Ecology and Evolution of Mimicry in Coral Reef Fishes
This review examines the literature on mimicry in coral reef fishes and evaluates the prevalence of mimicry in different taxa, its ecological consequences and postulated modes of evolution. Mimicry appears to be a widespread and common phenomenon in coral reef fishes, with approximately 60 reported cases. Although many are largely anecdotal accounts based on colour resemblance, recent quantitative comparisons and experimental manipulations have confirmed that many do represent mimic-model relationships. The distribution of mimics and models among reef fish families appears largely serendipitous.
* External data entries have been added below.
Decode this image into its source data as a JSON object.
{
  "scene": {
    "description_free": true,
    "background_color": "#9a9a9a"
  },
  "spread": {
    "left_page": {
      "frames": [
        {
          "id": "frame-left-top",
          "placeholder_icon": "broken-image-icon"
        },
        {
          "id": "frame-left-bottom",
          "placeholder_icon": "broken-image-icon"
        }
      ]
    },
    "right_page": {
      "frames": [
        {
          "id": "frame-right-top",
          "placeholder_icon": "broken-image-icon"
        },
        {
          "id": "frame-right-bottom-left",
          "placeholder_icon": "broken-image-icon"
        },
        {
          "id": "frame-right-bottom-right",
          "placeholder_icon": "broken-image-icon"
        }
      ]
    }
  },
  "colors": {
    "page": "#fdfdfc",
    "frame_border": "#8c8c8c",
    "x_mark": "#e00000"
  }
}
Mimics are most common in the families Blenniidae, Serranidae and Apogonidae and models in the families Pomacentridae, Blenniidae and Labridae. Mimics and model species usually represent less than 10% of species within families, although imperfect forms of mimicry are likely to have been underestimated. Mimicry appears to be particularly important during juvenile stages, with 28% of mimic species losing their mimic colouration when they outgrow their models. All cases of mimicry support predictions that mimics are rare relative to their models. Furthermore, the abundance of mimics in different areas may increase in proportion to model abundance. The spatial distribution of mimics appears to be limited by that of their model species, although some change models in different habitats or in different parts of their range. Many mimics live in close association with their models, and both foraging advantages and predator avoidance have been experimentally demonstrated. Aggressive mimicry appears to be the most prevalent type of mimicry overall in coral reef fishes, constituting 48% of all cases reported to date, followed by Batesian (40%) and social mimicry (12%). Müllerian mimicry seems to be rare, although it may contribute to the mimetic complexes involving members of the blenniid tribe Nemophini. However, these traditional classifications are too simplistic for reef fishes because both foraging advantages and predator avoidance can apply in a single mimetic relationship, and their relative importance has not been evaluated. Preliminary data suggest a high degree of phenotypic plasticity in mimetic colouration and little genetic differentiation among different mimics of the same species. Overall, the review highlights the many significant steps that need to be taken towards a more complete understanding of the ecological and evolutionary significance of mimicry in coral reef fishes.